In the previous episode, Don Quixote and Sancho Panza had arrived in the courtyard of the Duke and Duchess’s castle to find it brightly lit by torches. In the middle was the body of Altisidora on a catafalque. Servants dressed Sancho in a black cloak with flames, and a conical hat decorated with devils. A youth sang the maid’s praise, then one of two kings present told Sancho that he had to be punished in order to resurrect the dead woman. Despite his protests, six duennas struck him on the nose, he was pinched, and pricked with pins. Altisidora revived miraculously, and Don Quixote and his squire retired to their bedroom. When Sancho was asleep, the maid walked in and threw Don Quixote into confusion. She described seeing a dozen devils playing pelota with books at the gates of hell, before revealing that her death had been faked. After the Duke and Duchess entered, Don Quixote begged his leave. Once they had dined with their hosts, the pair left.
As they rode away, Don Quixote was still sad at his defeat, but happy for his squire’s new-found powers. Sancho was disappointed that Altisidora hadn’t fulfilled her promise to give him six of her shifts for turning into shirts. He also voiced his disappointment that, unlike a doctor, he hadn’t been paid for his resurrection of the dead maid. When his master offered him a share of their money if he lashed himself to disenchant his lady Dulcinea, Sancho did a quick calculation and worked out he would become rich as a result.
Soon after night fell they pulled off the road to rest. No sooner were they out of their saddles than Sancho had taken his donkey’s halter and headstall to some beech trees, stripped to the waist, and started to lash himself.
After half a dozen, the squire told his master that the reward was inadequate, so Don Quixote doubled the stakes. When Sancho redoubled his efforts, though, he was lashing the trees rather than himself, which fooled Don Quixote, who so impressed that as the count passed a thousand, he encouraged Sancho to pause.
A little later, when Don Quixote heard a vicious lash and his squire’s plaintive cry, he rushed over and took the halter from him and implored him to stop. After wrapping himself up, Sancho soon fell asleep, and didn’t wake until the sun was already up. The pair then rode on to the next village, where they stopped at the inn, which Don Quixote didn’t claim was an enchanted castle.

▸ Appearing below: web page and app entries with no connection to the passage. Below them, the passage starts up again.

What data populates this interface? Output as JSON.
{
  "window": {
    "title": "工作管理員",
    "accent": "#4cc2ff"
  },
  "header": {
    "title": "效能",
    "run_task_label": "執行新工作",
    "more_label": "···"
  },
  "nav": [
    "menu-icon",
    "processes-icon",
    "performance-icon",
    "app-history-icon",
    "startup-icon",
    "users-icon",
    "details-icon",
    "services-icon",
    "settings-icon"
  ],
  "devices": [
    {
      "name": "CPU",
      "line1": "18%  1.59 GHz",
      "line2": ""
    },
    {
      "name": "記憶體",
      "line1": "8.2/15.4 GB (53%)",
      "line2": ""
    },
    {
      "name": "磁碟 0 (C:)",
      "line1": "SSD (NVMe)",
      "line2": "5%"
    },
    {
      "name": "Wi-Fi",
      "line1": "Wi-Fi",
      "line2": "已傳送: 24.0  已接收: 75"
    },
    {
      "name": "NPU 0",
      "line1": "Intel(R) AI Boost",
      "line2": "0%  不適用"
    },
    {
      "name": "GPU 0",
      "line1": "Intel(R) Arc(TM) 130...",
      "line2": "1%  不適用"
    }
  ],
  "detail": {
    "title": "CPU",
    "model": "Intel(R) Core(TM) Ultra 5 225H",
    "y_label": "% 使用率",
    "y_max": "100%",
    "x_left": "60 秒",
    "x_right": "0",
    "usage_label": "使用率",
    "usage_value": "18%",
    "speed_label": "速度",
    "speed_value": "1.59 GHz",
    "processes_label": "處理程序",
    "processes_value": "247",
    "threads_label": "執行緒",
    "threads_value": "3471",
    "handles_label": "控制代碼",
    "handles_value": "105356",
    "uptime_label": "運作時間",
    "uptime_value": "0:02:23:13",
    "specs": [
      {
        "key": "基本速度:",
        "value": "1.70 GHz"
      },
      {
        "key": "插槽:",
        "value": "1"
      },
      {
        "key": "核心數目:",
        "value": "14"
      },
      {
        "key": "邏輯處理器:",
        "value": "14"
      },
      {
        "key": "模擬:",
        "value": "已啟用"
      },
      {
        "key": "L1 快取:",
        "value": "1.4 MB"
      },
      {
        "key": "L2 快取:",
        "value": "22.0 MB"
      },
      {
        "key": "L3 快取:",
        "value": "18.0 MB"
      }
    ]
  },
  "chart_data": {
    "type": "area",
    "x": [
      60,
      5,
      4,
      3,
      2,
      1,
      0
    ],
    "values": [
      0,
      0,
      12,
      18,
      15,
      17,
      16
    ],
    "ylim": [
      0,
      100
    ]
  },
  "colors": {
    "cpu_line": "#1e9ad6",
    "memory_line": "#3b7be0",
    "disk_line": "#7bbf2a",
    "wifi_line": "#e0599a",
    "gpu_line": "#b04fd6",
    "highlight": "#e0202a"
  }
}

After a short discourse about a crude painting of the rape of Helen that was hung in their ground-floor room, Don Quixote asked Sancho where he intended to flog himself that evening. When his squire said that he needed to be among trees, the knight said he should wait until they reached their village in the next couple of days.
While they were waiting for nightfall, a man on horseback arrived with his servants. Don Quixote overheard his name, Don Álvaro Tarfè, which he recognised from the published second book of Don Quixote. That traveller was given the room opposite Don Quixote’s. When they bumped into one another in the porch of the inn, Don Quixote confirmed the man’s identity, and learned that he was riding to Granada.
Don Álvaro said he was the same man that appeared in the book, claimed to be a very close friend of Don Quixote, and had been the person responsible for sending the knight to the jousts in Saragossa. Don Quixote asked Don Álvaro whether he looked like Don Quixote, but the man said no. Sancho introduced himself to Don Álvaro, and revealed his identity and that of his master.
Don Quixote confirmed that, and denied ever having been to Saragossa, as he had gone to Barcelona instead. He asked Don Álvaro to make a declaration before the mayor of the village that neither he nor Sancho Panza were the characters that Don Álvaro knew from the book. They also realised that the traveller didn’t know about Sancho’s penance either.
As they were talking, the mayor and a notary walked into the inn, and Don Quixote had the deposition drawn up immediately, bringing a satisfying end to the confusion between the two Don Quixotes and two Sancho Panzas.
That evening the three rode away, and parted company where the road divided to Don Quixote’s village. The knight and his squire soon got off that road and found some trees where Sancho could continue with his lashing. As before, the squire whipped the trees rather than his body, and by the morning had reached the grand total of three thousand and twenty-nine strokes.
The pair rode on, and the following night Sancho completed his penance. This encouraged them to keep looking for the disenchanted lady Dulcinea along the way, until they reached the top of a hill from where they could see their home village. Sancho immediately fell on his knees and welcomed the sight of home. They then made their way down the hill into the village.
That completes the seventy-second chapter of the second book of Don Quixote.
Miguel de Cervantes Saavedra, trans John Rutherford (1604, 2000) Don Quixote, Penguin, ISBN 978 0 140 44909 9.
Roberto González Echevarría (2015) Cervantes’ Don Quixote, Yale UP, ISBN 978 0 300 19864 5.
Roberto González Echevarría (ed) (2005) Cervantes’ Don Quixote, A Casebook, Oxford UP, ISBN 978 0 19 516938 6.